The Library was established to collect, preserve, and provide access to materials relating to the Club’s mission “to foster the study, collecting, and appreciation of books and works on paper, their art, history, production, and commerce.” Today, the Library boasts a research collection of more than 100,000 volumes on the art and history of the book, including bibliographies, histories of printing and graphic processes, type specimens, and fine and historic examples of printing, binding, and illustration. In addition, the Library has exceptionally strong holdings in the literature of collecting and the antiquarian book trade, including book catalogues of all types—printed and manuscript inventories of private libraries, catalogues of antiquarian booksellers, and book auction sales, many annotated with buyers’ names and prices. The Grolier Club Library’s holdings of book catalogues are among the most comprehensive in the country; and these, along with the papers of important bibliophiles, bibliographers, and antiquarian book dealers, have long been recognized as an important and often unique resource for Library patrons. Although modest in size compared to many large research institutions, the Library’s accessibility, manageable scale, and narrow focus endow it with several distinct advantages over larger, more generalized collections.
The Library’s collections are open to all qualified researchers—members and non-members alike—on equal terms, subject to the appropriate care and handling of the materials. Typical users include private collectors, antiquarian booksellers, academic scholars, book artists, and graduate students. In addition, the Library offers two William H. Helfand research fellowships per year, enabling both new and established scholars to take advantage of its unique collections.

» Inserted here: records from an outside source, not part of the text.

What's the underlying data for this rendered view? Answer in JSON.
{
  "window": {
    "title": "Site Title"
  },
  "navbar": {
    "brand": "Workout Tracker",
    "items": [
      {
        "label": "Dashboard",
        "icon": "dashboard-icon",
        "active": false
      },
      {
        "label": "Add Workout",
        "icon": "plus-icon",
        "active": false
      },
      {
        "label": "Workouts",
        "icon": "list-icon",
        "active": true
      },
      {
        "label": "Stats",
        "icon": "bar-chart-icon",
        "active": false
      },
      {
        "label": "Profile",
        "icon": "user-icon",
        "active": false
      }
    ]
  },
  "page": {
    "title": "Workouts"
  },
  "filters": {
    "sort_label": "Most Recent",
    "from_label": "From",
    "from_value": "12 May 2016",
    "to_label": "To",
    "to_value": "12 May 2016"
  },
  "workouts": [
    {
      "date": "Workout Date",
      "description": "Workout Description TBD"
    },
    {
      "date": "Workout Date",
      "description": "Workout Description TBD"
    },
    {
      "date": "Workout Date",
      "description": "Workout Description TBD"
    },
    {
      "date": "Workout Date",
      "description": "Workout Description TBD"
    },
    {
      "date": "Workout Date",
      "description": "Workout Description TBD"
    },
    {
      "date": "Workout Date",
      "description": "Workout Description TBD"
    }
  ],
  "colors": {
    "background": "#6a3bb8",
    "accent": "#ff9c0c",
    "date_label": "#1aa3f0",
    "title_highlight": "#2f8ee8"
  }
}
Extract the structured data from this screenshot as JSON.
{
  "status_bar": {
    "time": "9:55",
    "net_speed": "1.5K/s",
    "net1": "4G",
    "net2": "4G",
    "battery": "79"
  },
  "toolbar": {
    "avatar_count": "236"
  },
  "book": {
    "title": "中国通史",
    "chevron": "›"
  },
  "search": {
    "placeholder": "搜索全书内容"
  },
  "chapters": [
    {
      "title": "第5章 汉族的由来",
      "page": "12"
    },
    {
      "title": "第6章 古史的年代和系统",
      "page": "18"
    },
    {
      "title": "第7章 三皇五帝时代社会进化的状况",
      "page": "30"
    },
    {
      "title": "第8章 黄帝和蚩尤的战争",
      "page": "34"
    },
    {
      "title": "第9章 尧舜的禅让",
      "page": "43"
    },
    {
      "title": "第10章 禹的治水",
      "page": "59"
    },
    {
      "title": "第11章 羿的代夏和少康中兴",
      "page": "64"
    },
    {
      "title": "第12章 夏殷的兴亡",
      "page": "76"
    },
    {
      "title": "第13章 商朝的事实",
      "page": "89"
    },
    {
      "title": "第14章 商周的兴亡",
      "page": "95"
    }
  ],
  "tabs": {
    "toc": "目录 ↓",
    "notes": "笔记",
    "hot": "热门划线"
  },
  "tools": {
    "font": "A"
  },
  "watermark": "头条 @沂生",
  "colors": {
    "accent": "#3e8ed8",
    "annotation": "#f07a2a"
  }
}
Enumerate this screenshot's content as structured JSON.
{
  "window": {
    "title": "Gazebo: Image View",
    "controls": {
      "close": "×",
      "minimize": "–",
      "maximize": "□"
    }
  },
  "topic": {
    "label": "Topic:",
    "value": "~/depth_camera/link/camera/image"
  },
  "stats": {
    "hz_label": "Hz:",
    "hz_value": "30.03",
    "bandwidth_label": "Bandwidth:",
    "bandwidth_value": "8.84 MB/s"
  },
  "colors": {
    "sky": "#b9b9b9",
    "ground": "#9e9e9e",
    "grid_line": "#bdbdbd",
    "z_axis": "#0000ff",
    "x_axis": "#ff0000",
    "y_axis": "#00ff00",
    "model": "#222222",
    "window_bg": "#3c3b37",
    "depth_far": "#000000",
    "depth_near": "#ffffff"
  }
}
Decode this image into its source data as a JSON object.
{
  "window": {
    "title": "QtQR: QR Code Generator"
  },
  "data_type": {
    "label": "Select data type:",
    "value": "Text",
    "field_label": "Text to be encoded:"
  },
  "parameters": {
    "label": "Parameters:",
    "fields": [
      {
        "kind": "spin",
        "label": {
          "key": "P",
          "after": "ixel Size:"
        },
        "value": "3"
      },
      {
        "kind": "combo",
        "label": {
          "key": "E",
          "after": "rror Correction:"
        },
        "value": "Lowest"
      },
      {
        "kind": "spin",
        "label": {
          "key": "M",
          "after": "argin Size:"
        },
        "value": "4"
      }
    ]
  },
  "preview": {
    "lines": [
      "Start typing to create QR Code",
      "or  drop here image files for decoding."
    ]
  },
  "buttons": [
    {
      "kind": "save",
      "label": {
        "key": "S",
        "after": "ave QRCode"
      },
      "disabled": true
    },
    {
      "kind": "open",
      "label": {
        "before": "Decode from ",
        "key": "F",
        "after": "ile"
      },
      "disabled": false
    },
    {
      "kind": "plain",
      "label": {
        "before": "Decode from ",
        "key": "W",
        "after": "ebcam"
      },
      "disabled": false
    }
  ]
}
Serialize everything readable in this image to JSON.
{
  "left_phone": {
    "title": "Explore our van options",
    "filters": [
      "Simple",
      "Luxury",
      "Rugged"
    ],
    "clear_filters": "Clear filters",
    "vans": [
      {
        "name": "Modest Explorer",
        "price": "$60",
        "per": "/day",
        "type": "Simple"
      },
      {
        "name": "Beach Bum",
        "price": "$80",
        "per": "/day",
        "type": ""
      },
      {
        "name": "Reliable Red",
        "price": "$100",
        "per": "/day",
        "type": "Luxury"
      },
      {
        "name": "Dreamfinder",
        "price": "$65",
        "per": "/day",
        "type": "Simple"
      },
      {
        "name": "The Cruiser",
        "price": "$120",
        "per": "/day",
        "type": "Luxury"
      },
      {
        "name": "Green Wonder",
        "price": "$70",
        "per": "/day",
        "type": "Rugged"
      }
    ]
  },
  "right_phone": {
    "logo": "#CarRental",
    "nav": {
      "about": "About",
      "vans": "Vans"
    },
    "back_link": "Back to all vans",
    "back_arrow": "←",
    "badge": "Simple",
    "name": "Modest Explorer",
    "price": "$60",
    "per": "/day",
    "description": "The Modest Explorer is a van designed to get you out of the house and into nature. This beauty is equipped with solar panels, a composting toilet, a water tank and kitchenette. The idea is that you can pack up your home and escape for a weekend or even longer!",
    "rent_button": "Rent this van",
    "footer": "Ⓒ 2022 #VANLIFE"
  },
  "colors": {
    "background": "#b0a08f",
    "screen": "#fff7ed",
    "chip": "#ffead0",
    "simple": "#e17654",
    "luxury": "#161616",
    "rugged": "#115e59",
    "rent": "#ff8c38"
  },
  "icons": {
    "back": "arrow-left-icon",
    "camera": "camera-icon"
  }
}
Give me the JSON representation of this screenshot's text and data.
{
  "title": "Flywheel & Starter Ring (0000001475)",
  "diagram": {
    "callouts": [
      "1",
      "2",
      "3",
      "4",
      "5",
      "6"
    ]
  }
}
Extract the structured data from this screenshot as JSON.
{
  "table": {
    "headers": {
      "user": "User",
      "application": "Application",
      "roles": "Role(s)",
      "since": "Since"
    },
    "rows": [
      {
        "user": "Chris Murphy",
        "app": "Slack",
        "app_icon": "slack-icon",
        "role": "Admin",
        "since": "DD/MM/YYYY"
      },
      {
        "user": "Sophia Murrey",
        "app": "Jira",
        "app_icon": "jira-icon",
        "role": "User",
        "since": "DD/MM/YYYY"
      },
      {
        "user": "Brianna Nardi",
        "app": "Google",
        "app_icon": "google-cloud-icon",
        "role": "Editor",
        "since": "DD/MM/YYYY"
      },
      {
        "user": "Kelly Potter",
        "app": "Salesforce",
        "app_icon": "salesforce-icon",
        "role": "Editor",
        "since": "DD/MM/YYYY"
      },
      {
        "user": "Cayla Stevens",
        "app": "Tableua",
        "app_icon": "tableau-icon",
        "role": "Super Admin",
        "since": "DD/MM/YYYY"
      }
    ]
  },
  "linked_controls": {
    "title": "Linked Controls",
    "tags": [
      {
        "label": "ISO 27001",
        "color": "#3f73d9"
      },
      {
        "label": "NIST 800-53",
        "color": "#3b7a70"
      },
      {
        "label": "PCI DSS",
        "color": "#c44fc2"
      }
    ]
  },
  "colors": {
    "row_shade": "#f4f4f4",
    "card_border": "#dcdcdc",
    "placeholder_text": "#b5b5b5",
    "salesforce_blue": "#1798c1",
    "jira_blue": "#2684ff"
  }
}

Awareness of the collections in the scholarly community is fostered by cataloguing collections according to international standards and making those records available through the Library’s online catalogue and through bibliographic databases such as OCLC’s WorldCat. The Library has also begun modest efforts to digitize materials in its collection. In 2017, the Library received funds from a New York City-based granting agency (METRO, Metropolitan New York Library Council) to support the digitization of a group of approximately 2,500 bookplates representing women book collectors (The Maria Gerard Messenger Women’s Bookplates Collection).